Welcome to my custom card collection for the game Anachronism. It should be noted up front that I am not and have not ever been directly involved with Triking Games or The History Channel, except as a Judge during several organized play tournaments of Anachronism.
Disclaimer: I do not own any copyrights to the game or its logos, nor am I attempting to claim the copyright of anything associated with it - all copyrights used herein are the property of their respective owners, whomever they may currently be.
Now, with that out of the way, let me say a few words about the game itself.
Way back in 2005, a company called Triking Games, in conjuction with The History Channel, published a different kind of collectable card game: Anachronism - The Greatest Game in History.
I’ll leave it to the Great Oracle of All Knowledge to describe it:
The game is a contest of arms between two warriors from numerous historical periods. Each game lasts a maximum of five rounds. The game is unusual for a card game in that it does not use shuffling as a randomization technique. Anachronism "decks" consist of five cards, and players do not draw cards or have a "hand" of cards. Despite the relatively small number of cards used in each game, card interactions and strategy can become surprisingly intricate, especially in the later rounds. Each player places his chosen warrior card on the playmat and his four support cards, face down, in slots corresponding to the first four rounds. The support cards may be any combination of inspiration, weapon, armor, or special cards. Each player flips his leftmost face-down support card at the beginning of each round. Initiative numbers on the support cards determine which player goes first in each round. The warrior cards may move and be turned (faced) as in a miniatures game. Support cards represent a variety of historical weapons, armor, items, deities, people, places or concepts such as the Norse sverd or Japanese book Go Rin No Sho. The game’s name is derived from the ability to mix the various support cards such that the ancient Greek Leonidas wearing a kimono may fight a Japanese ninja who is wielding a gladius. Dice are used by both the attacker and defender to determine the outcome of battles.

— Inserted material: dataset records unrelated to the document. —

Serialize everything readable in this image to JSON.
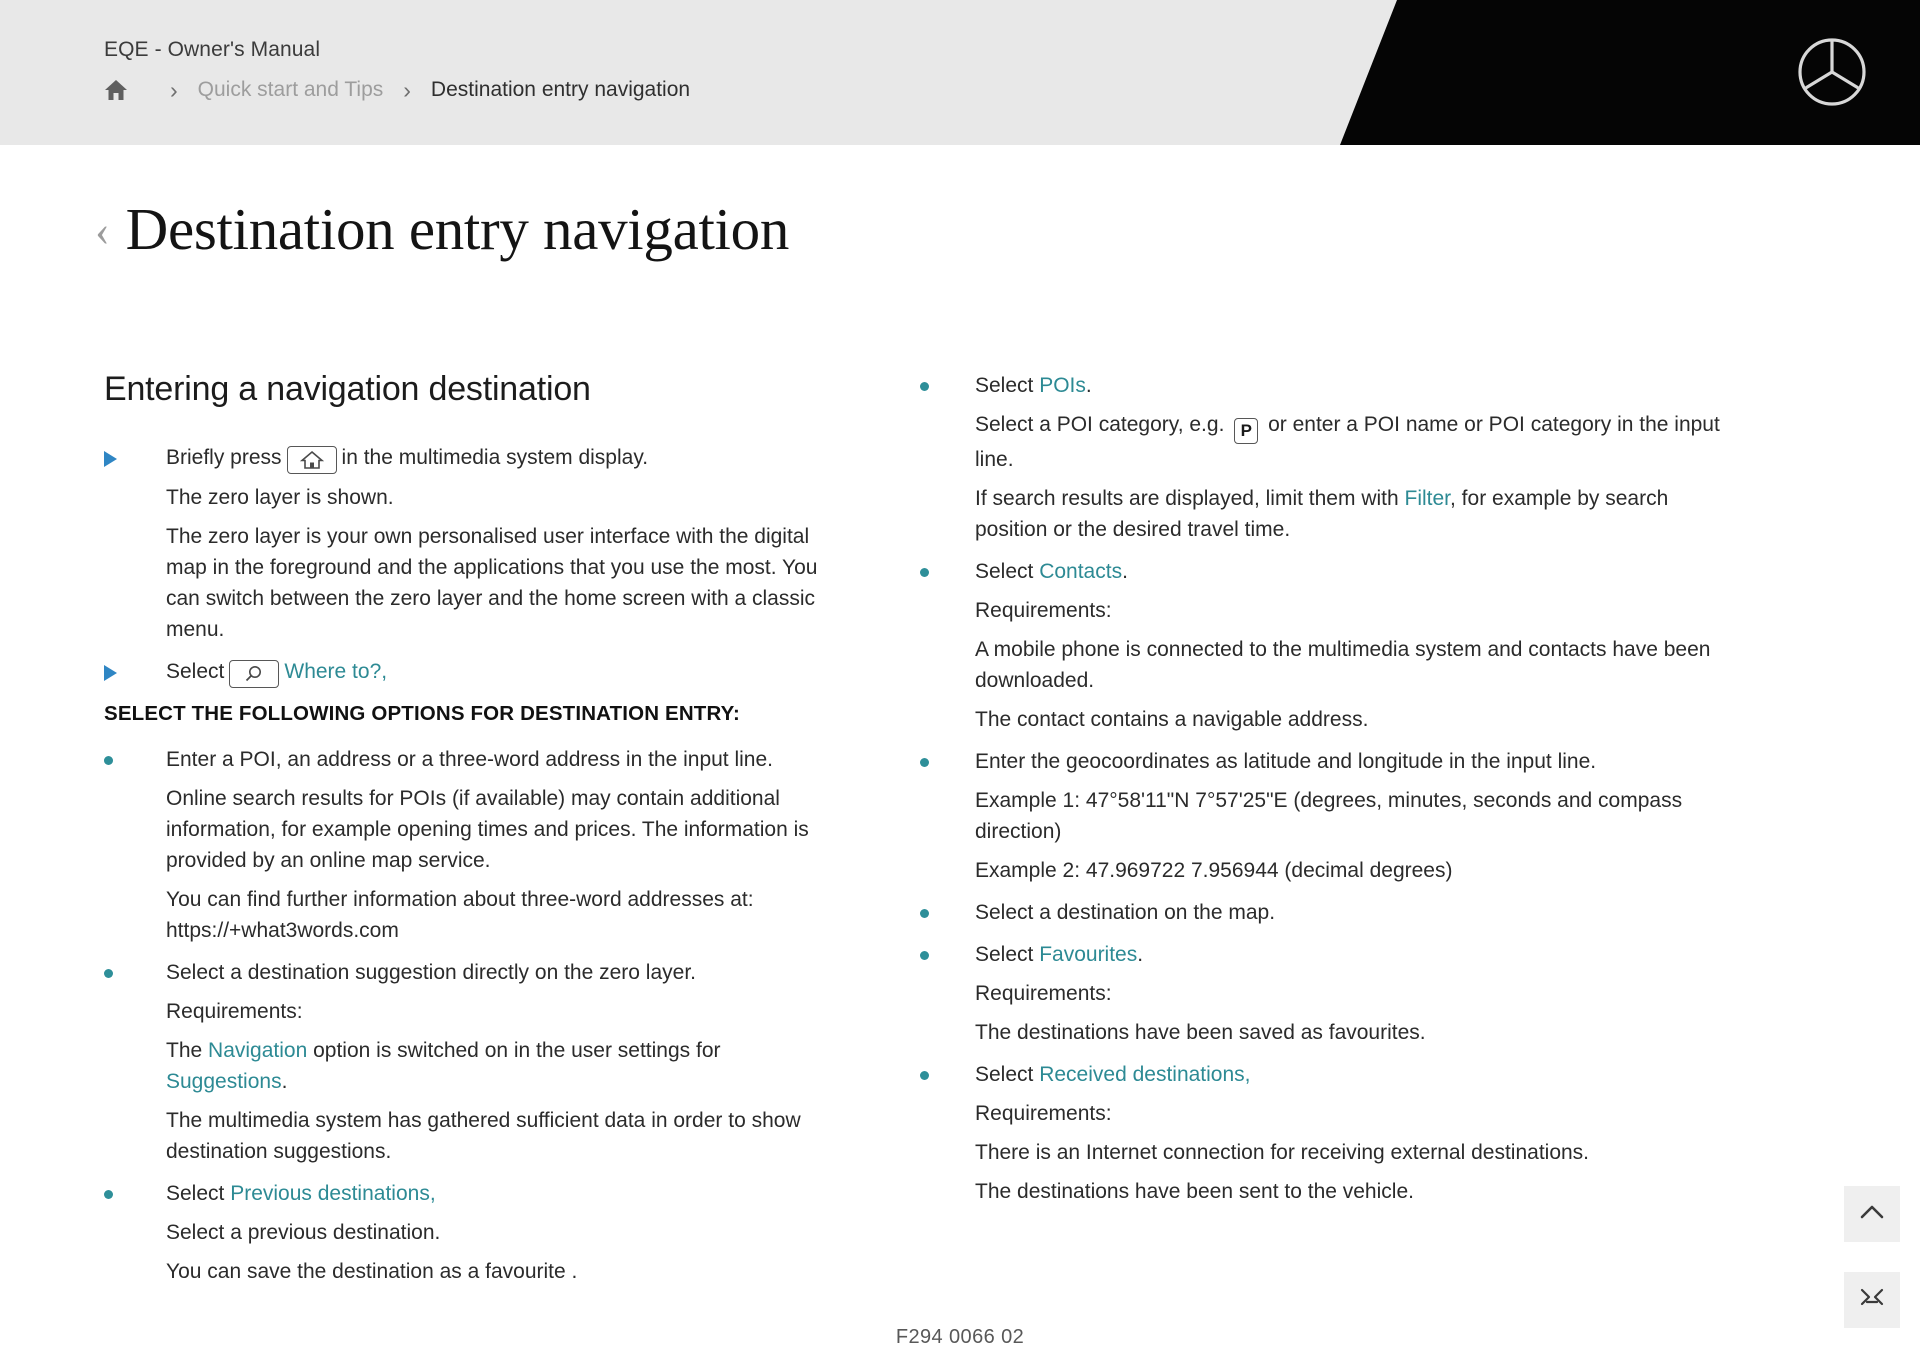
{
  "header": {
    "brand_title": "EQE - Owner's Manual",
    "breadcrumb": {
      "home_icon": "home-icon",
      "separator": "›",
      "parent": "Quick start and Tips",
      "current": "Destination entry navigation"
    },
    "logo_icon": "mercedes-benz-star-icon",
    "colors": {
      "bar": "#e8e8e8",
      "accent_black": "#050505"
    }
  },
  "title": {
    "back_icon": "‹",
    "text": "Destination entry navigation"
  },
  "left_column": {
    "section_heading": "Entering a navigation destination",
    "step_1": {
      "marker": "triangle",
      "text_before": "Briefly press",
      "icon": "home-screen-icon",
      "text_after": "in the multimedia system display.",
      "sub_lines": [
        "The zero layer is shown.",
        "The zero layer is your own personalised user interface with the digital map in the foreground and the applications that you use the most. You can switch between the zero layer and the home screen with a classic menu."
      ]
    },
    "step_2": {
      "marker": "triangle",
      "text_before": "Select",
      "icon": "magnifier-search-icon",
      "link": "Where to?",
      "text_after": ","
    },
    "options_heading": "SELECT THE FOLLOWING OPTIONS FOR DESTINATION ENTRY:",
    "bullets": [
      {
        "lead": "Enter a POI, an address or a three-word address in the input line.",
        "paras": [
          "Online search results for POIs (if available) may contain additional information, for example opening times and prices. The information is provided by an online map service.",
          "You can find further information about three-word addresses at: https://+what3words.com"
        ]
      },
      {
        "lead": "Select a destination suggestion directly on the zero layer.",
        "paras": [
          "Requirements:"
        ],
        "rich_line": {
          "p1": "The ",
          "link1": "Navigation",
          "p2": " option is switched on in the user settings for ",
          "link2": "Suggestions",
          "p3": "."
        },
        "tail": "The multimedia system has gathered sufficient data in order to show destination suggestions."
      },
      {
        "lead_prefix": "Select ",
        "lead_link": "Previous destinations",
        "lead_suffix": ",",
        "paras": [
          "Select a previous destination.",
          "You can save the destination as a favourite ."
        ]
      }
    ]
  },
  "right_column": {
    "bullets": [
      {
        "lead_prefix": "Select ",
        "lead_link": "POIs",
        "lead_suffix": ".",
        "icon_line": {
          "p1": "Select a POI category, e.g. ",
          "icon": "parking-p-icon",
          "p2": " or enter a POI name or POI category in the input line."
        },
        "filter_line": {
          "p1": "If search results are displayed, limit them with ",
          "link": "Filter",
          "p2": ", for example by search position or the desired travel time."
        }
      },
      {
        "lead_prefix": "Select ",
        "lead_link": "Contacts",
        "lead_suffix": ".",
        "paras": [
          "Requirements:",
          "A mobile phone is connected to the multimedia system and contacts have been downloaded.",
          "The contact contains a navigable address."
        ]
      },
      {
        "lead": "Enter the geocoordinates as latitude and longitude in the input line.",
        "paras": [
          "Example 1: 47°58'11\"N 7°57'25\"E (degrees, minutes, seconds and compass direction)",
          "Example 2: 47.969722 7.956944 (decimal degrees)"
        ]
      },
      {
        "lead": "Select a destination on the map."
      },
      {
        "lead_prefix": "Select ",
        "lead_link": "Favourites",
        "lead_suffix": ".",
        "paras": [
          "Requirements:",
          "The destinations have been saved as favourites."
        ]
      },
      {
        "lead_prefix": "Select ",
        "lead_link": "Received destinations",
        "lead_suffix": ",",
        "paras": [
          "Requirements:",
          "There is an Internet connection for receiving external destinations.",
          "The destinations have been sent to the vehicle."
        ]
      }
    ]
  },
  "floating_buttons": {
    "scroll_top_icon": "chevron-up-icon",
    "expand_icon": "expand-fullscreen-icon"
  },
  "footer": {
    "document_code": "F294 0066 02"
  },
  "colors": {
    "link_teal": "#2d8a94",
    "bullet_teal": "#2e8f99",
    "triangle_blue": "#2f86c4",
    "body_text": "#2b2b2b"
  }
}
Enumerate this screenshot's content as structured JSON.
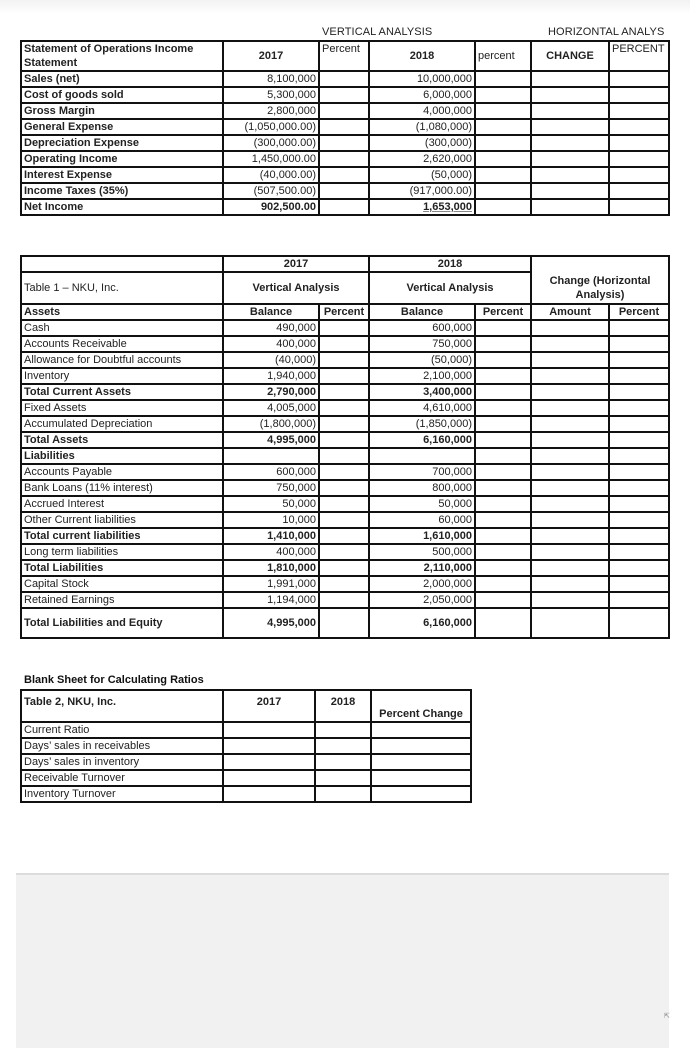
{
  "section_headers": {
    "vertical": "VERTICAL ANALYSIS",
    "horizontal": "HORIZONTAL ANALYS"
  },
  "income_statement": {
    "headers": {
      "title": "Statement of Operations  Income Statement",
      "y2017": "2017",
      "pct1": "Percent",
      "y2018": "2018",
      "pct2": "percent",
      "change": "CHANGE",
      "percent": "PERCENT"
    },
    "rows": [
      {
        "label": "Sales (net)",
        "v2017": "8,100,000",
        "v2018": "10,000,000"
      },
      {
        "label": "Cost of goods sold",
        "v2017": "5,300,000",
        "v2018": "6,000,000"
      },
      {
        "label": "Gross Margin",
        "v2017": "2,800,000",
        "v2018": "4,000,000"
      },
      {
        "label": "General Expense",
        "v2017": "(1,050,000.00)",
        "v2018": "(1,080,000)"
      },
      {
        "label": "Depreciation Expense",
        "v2017": "(300,000.00)",
        "v2018": "(300,000)"
      },
      {
        "label": "Operating Income",
        "v2017": "1,450,000.00",
        "v2018": "2,620,000"
      },
      {
        "label": "Interest Expense",
        "v2017": "(40,000.00)",
        "v2018": "(50,000)"
      },
      {
        "label": "Income Taxes (35%)",
        "v2017": "(507,500.00)",
        "v2018": "(917,000.00)"
      },
      {
        "label": "Net Income",
        "v2017": "902,500.00",
        "v2018": "1,653,000"
      }
    ]
  },
  "balance_sheet": {
    "year_2017": "2017",
    "year_2018": "2018",
    "title": "Table 1 – NKU, Inc.",
    "vertical_2017": "Vertical  Analysis",
    "vertical_2018": "Vertical  Analysis",
    "change_header": "Change (Horizontal Analysis)",
    "col_balance": "Balance",
    "col_percent": "Percent",
    "col_amount": "Amount",
    "col_percent_h": "Percent",
    "assets_label": "Assets",
    "rows": [
      {
        "label": "Cash",
        "v2017": "490,000",
        "v2018": "600,000"
      },
      {
        "label": "Accounts Receivable",
        "v2017": "400,000",
        "v2018": "750,000"
      },
      {
        "label": "Allowance for Doubtful accounts",
        "v2017": "(40,000)",
        "v2018": "(50,000)"
      },
      {
        "label": "Inventory",
        "v2017": "1,940,000",
        "v2018": "2,100,000"
      },
      {
        "label": "Total Current Assets",
        "v2017": "2,790,000",
        "v2018": "3,400,000"
      },
      {
        "label": "Fixed Assets",
        "v2017": "4,005,000",
        "v2018": "4,610,000"
      },
      {
        "label": "Accumulated Depreciation",
        "v2017": "(1,800,000)",
        "v2018": "(1,850,000)"
      },
      {
        "label": "Total Assets",
        "v2017": "4,995,000",
        "v2018": "6,160,000"
      },
      {
        "label": "Liabilities",
        "v2017": "",
        "v2018": ""
      },
      {
        "label": "Accounts Payable",
        "v2017": "600,000",
        "v2018": "700,000"
      },
      {
        "label": "Bank Loans (11% interest)",
        "v2017": "750,000",
        "v2018": "800,000"
      },
      {
        "label": "Accrued Interest",
        "v2017": "50,000",
        "v2018": "50,000"
      },
      {
        "label": "Other Current liabilities",
        "v2017": "10,000",
        "v2018": "60,000"
      },
      {
        "label": "Total current liabilities",
        "v2017": "1,410,000",
        "v2018": "1,610,000"
      },
      {
        "label": "Long term liabilities",
        "v2017": "400,000",
        "v2018": "500,000"
      },
      {
        "label": "Total Liabilities",
        "v2017": "1,810,000",
        "v2018": "2,110,000"
      },
      {
        "label": "Capital Stock",
        "v2017": "1,991,000",
        "v2018": "2,000,000"
      },
      {
        "label": "Retained Earnings",
        "v2017": "1,194,000",
        "v2018": "2,050,000"
      },
      {
        "label": "Total Liabilities and Equity",
        "v2017": "4,995,000",
        "v2018": "6,160,000"
      }
    ]
  },
  "ratios": {
    "sheet_title": "Blank Sheet for Calculating Ratios",
    "title": "Table 2, NKU, Inc.",
    "col_2017": "2017",
    "col_2018": "2018",
    "col_change": "Percent Change",
    "rows": [
      "Current Ratio",
      "Days’ sales in receivables",
      "Days’ sales in inventory",
      "Receivable Turnover",
      "Inventory Turnover"
    ]
  }
}
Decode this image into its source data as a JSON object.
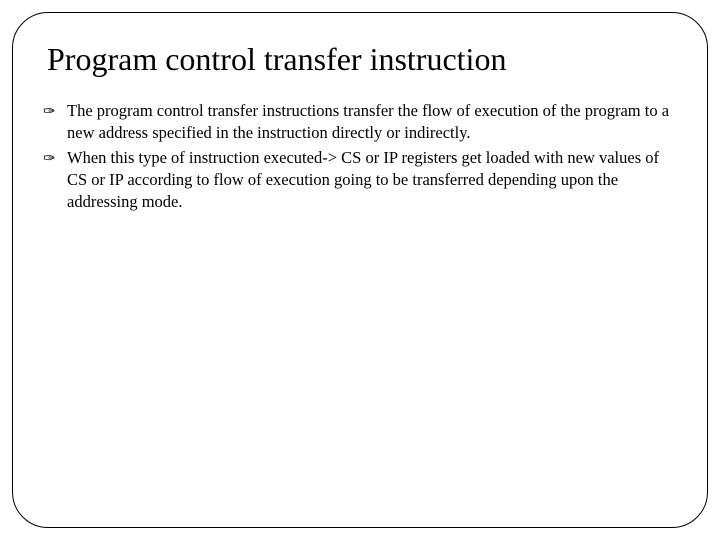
{
  "slide": {
    "title": "Program control transfer instruction",
    "bullets": [
      {
        "icon": "✑",
        "text": "The program control transfer instructions transfer the flow of execution of the program to a new address specified in the instruction directly or indirectly."
      },
      {
        "icon": "✑",
        "text": "When this type of instruction executed-> CS or IP registers get loaded with new values of CS or IP according to flow of execution going to be transferred depending upon the addressing mode."
      }
    ]
  }
}
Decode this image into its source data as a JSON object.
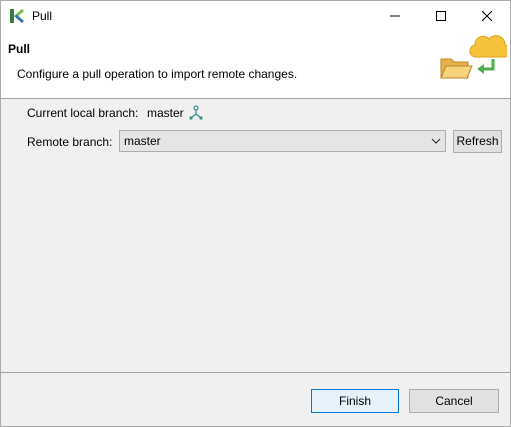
{
  "window": {
    "title": "Pull"
  },
  "header": {
    "title": "Pull",
    "description": "Configure a pull operation to import remote changes."
  },
  "form": {
    "current_branch_label": "Current local branch:",
    "current_branch_value": "master",
    "remote_branch_label": "Remote branch:",
    "remote_branch_value": "master",
    "refresh_label": "Refresh"
  },
  "footer": {
    "finish_label": "Finish",
    "cancel_label": "Cancel"
  },
  "icons": {
    "app": "app-logo-icon",
    "minimize": "minimize-icon",
    "maximize": "maximize-icon",
    "close": "close-icon",
    "header": "folder-cloud-pull-icon",
    "branch": "branch-icon",
    "dropdown": "chevron-down-icon"
  },
  "colors": {
    "accent": "#0078d7",
    "window_bg": "#f0f0f0"
  }
}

And unlike almost every other CCG, Anachronism packs were not blind boosters, so when you bought a Genghis Khan pack, for example, you knew what 4 other cards were in the pack. And even though each player only needed 1 deck to play, the best combinations usually involved mixing cards from 2 or more packs together, so most of my friends would buy complete (or mostly complete) sets of the decks, just to maximize playability. And my friends and I played it alot, both when hanging out together, and at organized tournaments. In fact, I got into it big enough that I started running weekly, Triking-sponsored tournaments at our FLGS, even hosting the state’s only regional qualifying tournament for 2006 (to qualify for the World Tournament at Gencon).
Unfortunately, a run of (IMHO) less-appealing cards hit the game, and enthusiasm died down. Before long, the company closed, and Anachronism was just another footnote in gaming history. But that shouldn’t mean the end of the game. And with Anachronism, it wasn’t.
A group of determined former judges and players got together, and before long actually released a print-and-play card set containing cards which Triking had designed prior to their closing, along with an additional set based on the judges own ideas’. It is in the spirit of these “homebrew” sets that I present my own submission to the greater Anachronism fan community.
I’ve created a fair number of cards, and hope to have them all listed here before too long, but for the time being, I’ve only managed to build pages for my custom US American cards
Many thanks to those who supported this project, intentionally or otherwise. Most especially, thanks to:
- Triking Games and the History Channel, for publishing the game (and the prize support);
- Ballistic Comics, for carrying the game and hosting the official tournaments (you will be missed);
- My old play group, for all the good times;
- Devin Heard for the Encyclopedia Anachronistica his fantastic interactive card reference (which was immensely helpful in designing the cards);
- Twan van Laarhoven for Magic Set Editor and artfreakwiu for his Anachronism templates, without which these cards would look alot crappier; and
- My family (especially my son, KDub) for their playtesting and continued support.